:: WHAT IS REQUIRED ::
Check every line below for the string "nature". Copy the ones that have it.

[Opening INFORMATION section]

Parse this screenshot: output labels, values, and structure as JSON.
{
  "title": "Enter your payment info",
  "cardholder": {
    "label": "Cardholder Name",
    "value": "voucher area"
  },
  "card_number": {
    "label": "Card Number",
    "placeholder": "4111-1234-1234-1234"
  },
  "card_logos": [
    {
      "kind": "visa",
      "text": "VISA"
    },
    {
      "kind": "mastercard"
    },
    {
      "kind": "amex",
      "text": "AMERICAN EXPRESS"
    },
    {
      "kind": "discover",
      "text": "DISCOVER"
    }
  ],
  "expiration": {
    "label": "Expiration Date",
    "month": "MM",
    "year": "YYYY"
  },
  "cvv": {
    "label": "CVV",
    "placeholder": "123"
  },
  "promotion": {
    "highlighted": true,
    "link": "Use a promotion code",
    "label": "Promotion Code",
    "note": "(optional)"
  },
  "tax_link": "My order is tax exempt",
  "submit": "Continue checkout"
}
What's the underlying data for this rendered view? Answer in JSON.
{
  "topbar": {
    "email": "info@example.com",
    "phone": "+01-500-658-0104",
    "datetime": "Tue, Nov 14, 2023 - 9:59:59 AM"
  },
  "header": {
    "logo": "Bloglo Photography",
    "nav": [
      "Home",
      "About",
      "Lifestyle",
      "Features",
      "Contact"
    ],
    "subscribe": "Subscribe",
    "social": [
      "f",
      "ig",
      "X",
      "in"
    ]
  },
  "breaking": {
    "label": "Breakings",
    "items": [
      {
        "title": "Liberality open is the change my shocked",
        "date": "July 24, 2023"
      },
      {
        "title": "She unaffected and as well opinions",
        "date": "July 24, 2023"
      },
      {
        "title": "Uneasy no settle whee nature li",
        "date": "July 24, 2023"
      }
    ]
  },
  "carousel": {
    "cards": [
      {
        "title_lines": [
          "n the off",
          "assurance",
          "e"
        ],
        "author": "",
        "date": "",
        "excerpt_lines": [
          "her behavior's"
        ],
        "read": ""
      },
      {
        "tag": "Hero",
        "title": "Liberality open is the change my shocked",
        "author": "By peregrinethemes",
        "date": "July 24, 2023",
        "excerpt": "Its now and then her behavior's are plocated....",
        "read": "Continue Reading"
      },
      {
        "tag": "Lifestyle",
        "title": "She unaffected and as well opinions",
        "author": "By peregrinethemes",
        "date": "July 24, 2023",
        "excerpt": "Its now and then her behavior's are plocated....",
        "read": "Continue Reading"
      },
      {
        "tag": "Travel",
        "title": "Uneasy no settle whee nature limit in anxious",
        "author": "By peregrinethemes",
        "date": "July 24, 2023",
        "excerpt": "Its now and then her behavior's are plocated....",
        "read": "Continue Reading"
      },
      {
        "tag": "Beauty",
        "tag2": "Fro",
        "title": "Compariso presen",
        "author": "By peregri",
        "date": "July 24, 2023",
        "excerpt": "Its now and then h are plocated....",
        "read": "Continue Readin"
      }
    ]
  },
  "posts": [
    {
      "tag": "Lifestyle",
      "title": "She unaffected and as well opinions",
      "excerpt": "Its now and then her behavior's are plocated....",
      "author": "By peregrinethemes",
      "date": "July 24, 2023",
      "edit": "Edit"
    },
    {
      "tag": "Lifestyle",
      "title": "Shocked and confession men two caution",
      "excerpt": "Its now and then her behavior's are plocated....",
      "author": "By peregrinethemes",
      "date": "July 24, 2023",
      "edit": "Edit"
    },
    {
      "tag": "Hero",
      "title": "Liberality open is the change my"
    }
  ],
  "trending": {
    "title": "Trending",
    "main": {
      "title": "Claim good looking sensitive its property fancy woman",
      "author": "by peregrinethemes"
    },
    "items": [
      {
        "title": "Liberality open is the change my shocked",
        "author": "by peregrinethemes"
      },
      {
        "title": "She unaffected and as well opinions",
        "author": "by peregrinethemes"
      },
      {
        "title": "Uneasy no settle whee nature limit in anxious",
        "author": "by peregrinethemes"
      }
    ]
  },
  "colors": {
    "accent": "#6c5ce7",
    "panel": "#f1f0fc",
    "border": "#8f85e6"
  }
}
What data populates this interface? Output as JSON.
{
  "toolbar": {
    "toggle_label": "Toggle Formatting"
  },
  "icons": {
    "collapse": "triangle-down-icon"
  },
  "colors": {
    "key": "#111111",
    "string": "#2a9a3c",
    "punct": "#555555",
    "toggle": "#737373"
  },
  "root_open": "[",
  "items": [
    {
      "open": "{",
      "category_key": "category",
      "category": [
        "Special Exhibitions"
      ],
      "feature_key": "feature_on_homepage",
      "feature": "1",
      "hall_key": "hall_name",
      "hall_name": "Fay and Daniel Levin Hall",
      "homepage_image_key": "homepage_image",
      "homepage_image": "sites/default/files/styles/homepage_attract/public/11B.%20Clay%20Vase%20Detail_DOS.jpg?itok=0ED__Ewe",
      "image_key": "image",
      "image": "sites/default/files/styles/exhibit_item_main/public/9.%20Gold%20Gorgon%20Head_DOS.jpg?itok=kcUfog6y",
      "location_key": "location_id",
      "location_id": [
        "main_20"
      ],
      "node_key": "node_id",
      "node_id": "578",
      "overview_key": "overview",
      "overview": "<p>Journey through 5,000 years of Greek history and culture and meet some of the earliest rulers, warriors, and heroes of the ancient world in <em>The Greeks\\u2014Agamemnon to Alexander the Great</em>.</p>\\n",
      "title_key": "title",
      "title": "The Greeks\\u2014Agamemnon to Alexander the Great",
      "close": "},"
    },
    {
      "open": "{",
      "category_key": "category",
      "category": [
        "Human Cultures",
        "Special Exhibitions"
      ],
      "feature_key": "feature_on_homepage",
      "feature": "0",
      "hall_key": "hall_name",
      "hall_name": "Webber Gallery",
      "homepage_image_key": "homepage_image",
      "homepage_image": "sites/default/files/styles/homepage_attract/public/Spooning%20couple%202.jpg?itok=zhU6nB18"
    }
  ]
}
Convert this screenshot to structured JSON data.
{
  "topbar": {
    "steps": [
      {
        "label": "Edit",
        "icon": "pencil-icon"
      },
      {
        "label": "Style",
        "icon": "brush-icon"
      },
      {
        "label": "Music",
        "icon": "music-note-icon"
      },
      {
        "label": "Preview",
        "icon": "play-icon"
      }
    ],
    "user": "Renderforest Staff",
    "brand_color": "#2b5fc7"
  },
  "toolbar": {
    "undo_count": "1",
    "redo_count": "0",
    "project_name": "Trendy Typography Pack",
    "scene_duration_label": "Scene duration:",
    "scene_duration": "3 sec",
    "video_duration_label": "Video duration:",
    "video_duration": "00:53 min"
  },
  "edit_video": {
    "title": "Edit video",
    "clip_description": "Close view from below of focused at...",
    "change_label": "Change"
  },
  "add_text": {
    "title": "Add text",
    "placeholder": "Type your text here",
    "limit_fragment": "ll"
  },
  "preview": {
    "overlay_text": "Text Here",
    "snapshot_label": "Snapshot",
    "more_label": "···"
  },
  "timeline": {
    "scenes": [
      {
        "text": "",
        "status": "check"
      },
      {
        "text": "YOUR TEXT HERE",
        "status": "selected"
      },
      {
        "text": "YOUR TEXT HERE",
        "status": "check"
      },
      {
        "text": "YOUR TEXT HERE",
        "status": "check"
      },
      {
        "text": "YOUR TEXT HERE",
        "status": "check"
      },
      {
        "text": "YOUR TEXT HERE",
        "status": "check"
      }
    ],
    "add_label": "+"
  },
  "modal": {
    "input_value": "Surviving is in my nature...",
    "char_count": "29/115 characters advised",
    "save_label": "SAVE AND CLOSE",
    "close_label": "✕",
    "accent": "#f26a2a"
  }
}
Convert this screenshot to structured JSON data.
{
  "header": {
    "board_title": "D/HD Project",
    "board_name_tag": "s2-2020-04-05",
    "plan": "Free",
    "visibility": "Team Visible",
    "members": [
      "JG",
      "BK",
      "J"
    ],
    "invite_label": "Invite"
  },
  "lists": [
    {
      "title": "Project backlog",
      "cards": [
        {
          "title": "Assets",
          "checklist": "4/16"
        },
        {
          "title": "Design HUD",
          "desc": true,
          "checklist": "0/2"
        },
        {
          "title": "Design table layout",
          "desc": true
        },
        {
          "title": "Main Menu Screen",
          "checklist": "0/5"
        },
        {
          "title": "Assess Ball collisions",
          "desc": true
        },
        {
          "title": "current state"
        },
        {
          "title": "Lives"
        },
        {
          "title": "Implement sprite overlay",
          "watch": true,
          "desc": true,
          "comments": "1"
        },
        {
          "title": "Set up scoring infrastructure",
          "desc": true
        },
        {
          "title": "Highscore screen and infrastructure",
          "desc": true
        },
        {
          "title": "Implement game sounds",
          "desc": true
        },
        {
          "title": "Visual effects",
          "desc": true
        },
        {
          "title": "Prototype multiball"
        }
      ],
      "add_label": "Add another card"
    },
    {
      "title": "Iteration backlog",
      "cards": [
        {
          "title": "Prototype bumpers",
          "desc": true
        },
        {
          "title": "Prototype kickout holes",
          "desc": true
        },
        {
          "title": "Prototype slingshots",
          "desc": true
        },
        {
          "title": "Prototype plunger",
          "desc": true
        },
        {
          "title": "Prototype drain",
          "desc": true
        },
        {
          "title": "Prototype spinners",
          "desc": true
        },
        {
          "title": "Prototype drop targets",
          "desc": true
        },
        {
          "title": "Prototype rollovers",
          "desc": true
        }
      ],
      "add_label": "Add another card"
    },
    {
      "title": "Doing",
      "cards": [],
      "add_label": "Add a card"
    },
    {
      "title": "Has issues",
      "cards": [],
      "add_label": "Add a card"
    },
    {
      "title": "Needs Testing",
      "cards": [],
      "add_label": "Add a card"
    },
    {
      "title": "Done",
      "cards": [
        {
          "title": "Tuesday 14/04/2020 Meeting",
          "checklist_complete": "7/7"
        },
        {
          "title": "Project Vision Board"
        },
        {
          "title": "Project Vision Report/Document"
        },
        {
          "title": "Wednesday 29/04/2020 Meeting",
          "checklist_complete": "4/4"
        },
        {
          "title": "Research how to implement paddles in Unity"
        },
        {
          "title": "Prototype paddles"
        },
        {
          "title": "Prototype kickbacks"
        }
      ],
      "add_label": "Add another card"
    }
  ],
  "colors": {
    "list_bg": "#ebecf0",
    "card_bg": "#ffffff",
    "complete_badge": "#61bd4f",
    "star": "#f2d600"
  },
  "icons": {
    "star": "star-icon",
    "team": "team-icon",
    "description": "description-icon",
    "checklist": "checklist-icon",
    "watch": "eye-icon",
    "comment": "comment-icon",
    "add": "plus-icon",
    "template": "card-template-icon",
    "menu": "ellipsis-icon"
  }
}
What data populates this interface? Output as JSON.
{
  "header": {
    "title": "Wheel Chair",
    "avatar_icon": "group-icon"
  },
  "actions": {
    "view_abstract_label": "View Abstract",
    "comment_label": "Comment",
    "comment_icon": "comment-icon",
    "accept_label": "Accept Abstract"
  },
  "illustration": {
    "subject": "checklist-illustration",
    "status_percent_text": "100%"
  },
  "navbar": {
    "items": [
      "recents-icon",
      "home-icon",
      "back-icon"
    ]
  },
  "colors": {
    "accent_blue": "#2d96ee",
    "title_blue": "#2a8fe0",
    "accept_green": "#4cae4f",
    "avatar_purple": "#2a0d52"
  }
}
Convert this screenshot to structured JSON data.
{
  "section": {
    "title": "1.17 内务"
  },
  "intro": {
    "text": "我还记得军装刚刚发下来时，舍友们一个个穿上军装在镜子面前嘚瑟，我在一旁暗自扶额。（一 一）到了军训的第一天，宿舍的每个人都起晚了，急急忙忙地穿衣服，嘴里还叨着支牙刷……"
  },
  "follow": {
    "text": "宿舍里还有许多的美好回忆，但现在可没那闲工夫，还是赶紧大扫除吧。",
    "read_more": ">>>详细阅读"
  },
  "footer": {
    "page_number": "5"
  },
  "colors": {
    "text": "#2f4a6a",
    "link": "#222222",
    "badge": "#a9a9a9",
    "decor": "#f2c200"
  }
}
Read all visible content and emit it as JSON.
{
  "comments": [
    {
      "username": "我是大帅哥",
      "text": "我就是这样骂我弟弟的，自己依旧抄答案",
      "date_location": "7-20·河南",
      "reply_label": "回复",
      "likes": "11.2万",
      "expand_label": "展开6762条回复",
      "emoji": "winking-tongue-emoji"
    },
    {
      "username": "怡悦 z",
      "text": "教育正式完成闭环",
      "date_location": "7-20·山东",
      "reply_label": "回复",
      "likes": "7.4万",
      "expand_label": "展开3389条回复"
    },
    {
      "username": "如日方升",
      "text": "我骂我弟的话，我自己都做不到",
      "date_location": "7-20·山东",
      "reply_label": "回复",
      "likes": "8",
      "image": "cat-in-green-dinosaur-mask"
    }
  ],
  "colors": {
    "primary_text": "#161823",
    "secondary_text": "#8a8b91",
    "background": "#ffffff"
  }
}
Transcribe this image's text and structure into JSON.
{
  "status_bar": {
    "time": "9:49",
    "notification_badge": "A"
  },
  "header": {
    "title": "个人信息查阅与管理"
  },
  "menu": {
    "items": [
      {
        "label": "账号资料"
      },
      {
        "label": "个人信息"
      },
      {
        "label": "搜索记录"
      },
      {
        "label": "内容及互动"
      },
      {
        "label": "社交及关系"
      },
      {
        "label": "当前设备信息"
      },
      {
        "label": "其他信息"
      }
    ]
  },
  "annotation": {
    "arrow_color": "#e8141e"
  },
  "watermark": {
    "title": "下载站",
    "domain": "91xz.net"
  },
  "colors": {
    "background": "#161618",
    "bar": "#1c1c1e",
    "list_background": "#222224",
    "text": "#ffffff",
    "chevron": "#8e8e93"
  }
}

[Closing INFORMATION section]

:: ANSWER AREA ::
        "title": "Uneasy no settle whee nature li",
        "title": "Uneasy no settle whee nature limit in anxious",
        "title": "Uneasy no settle whee nature limit in anxious",
    "input_value": "Surviving is in my nature...",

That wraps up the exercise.